### Provided information

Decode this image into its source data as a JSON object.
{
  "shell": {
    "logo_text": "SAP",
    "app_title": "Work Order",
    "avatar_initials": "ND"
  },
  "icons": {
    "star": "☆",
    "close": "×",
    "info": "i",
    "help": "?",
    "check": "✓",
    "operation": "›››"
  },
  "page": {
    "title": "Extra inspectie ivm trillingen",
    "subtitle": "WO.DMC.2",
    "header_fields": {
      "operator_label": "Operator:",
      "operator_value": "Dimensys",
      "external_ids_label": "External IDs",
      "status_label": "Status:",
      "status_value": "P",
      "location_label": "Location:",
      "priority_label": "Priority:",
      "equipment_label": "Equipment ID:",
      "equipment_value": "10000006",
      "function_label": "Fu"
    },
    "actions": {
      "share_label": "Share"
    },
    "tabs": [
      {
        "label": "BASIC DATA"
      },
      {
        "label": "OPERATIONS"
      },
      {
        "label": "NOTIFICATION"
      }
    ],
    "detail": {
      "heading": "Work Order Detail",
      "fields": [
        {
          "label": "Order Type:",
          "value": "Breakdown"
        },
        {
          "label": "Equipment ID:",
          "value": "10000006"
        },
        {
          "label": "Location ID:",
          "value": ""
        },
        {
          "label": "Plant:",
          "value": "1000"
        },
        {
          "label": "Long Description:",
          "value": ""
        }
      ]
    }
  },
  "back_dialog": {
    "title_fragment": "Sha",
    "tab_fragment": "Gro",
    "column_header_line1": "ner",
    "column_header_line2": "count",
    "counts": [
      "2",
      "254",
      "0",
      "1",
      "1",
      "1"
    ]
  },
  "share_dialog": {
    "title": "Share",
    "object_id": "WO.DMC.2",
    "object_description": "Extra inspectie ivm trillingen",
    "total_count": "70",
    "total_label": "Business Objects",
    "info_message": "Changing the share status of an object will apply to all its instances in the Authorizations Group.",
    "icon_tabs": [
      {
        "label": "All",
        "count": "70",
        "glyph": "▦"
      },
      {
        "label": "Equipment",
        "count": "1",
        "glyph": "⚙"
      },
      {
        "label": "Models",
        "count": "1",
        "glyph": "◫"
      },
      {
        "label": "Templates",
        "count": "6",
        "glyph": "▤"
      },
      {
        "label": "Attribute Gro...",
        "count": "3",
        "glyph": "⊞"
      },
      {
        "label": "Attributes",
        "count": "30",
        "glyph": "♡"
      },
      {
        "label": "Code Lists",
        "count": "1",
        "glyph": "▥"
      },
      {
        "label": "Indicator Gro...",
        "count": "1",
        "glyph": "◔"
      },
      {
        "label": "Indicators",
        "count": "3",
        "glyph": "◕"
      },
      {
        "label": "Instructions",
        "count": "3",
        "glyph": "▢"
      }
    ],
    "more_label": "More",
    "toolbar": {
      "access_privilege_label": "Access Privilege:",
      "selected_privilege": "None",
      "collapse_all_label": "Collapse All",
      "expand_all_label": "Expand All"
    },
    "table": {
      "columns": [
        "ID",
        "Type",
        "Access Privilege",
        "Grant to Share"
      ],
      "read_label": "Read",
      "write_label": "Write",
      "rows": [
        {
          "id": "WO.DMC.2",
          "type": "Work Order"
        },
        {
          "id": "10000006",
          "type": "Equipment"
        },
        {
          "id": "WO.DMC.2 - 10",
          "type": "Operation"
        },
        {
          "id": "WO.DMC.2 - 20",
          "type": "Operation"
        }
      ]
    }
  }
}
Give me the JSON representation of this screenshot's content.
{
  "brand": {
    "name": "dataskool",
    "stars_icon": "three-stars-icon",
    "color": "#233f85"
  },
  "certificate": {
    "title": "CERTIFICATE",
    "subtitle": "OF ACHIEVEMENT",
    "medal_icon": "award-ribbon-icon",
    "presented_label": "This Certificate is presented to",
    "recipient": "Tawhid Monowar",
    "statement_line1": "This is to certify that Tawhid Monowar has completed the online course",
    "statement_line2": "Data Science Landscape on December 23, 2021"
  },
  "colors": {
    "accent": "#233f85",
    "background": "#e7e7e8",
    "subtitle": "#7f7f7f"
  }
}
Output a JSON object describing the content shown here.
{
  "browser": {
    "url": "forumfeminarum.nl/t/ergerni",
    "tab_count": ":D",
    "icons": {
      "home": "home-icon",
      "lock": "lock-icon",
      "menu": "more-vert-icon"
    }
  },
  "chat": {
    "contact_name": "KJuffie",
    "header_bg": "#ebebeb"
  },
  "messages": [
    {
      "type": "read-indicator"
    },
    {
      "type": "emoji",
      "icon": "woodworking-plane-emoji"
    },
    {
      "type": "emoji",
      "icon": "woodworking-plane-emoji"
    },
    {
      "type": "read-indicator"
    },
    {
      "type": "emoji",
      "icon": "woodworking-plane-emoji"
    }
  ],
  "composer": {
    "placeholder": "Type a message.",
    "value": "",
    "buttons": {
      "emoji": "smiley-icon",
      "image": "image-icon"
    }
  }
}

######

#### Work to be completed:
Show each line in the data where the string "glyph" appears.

#### Problem solution:
        "glyph": "▦"
        "glyph": "⚙"
        "glyph": "◫"
        "glyph": "▤"
        "glyph": "⊞"
        "glyph": "♡"
        "glyph": "▥"
        "glyph": "◔"
        "glyph": "◕"
        "glyph": "▢"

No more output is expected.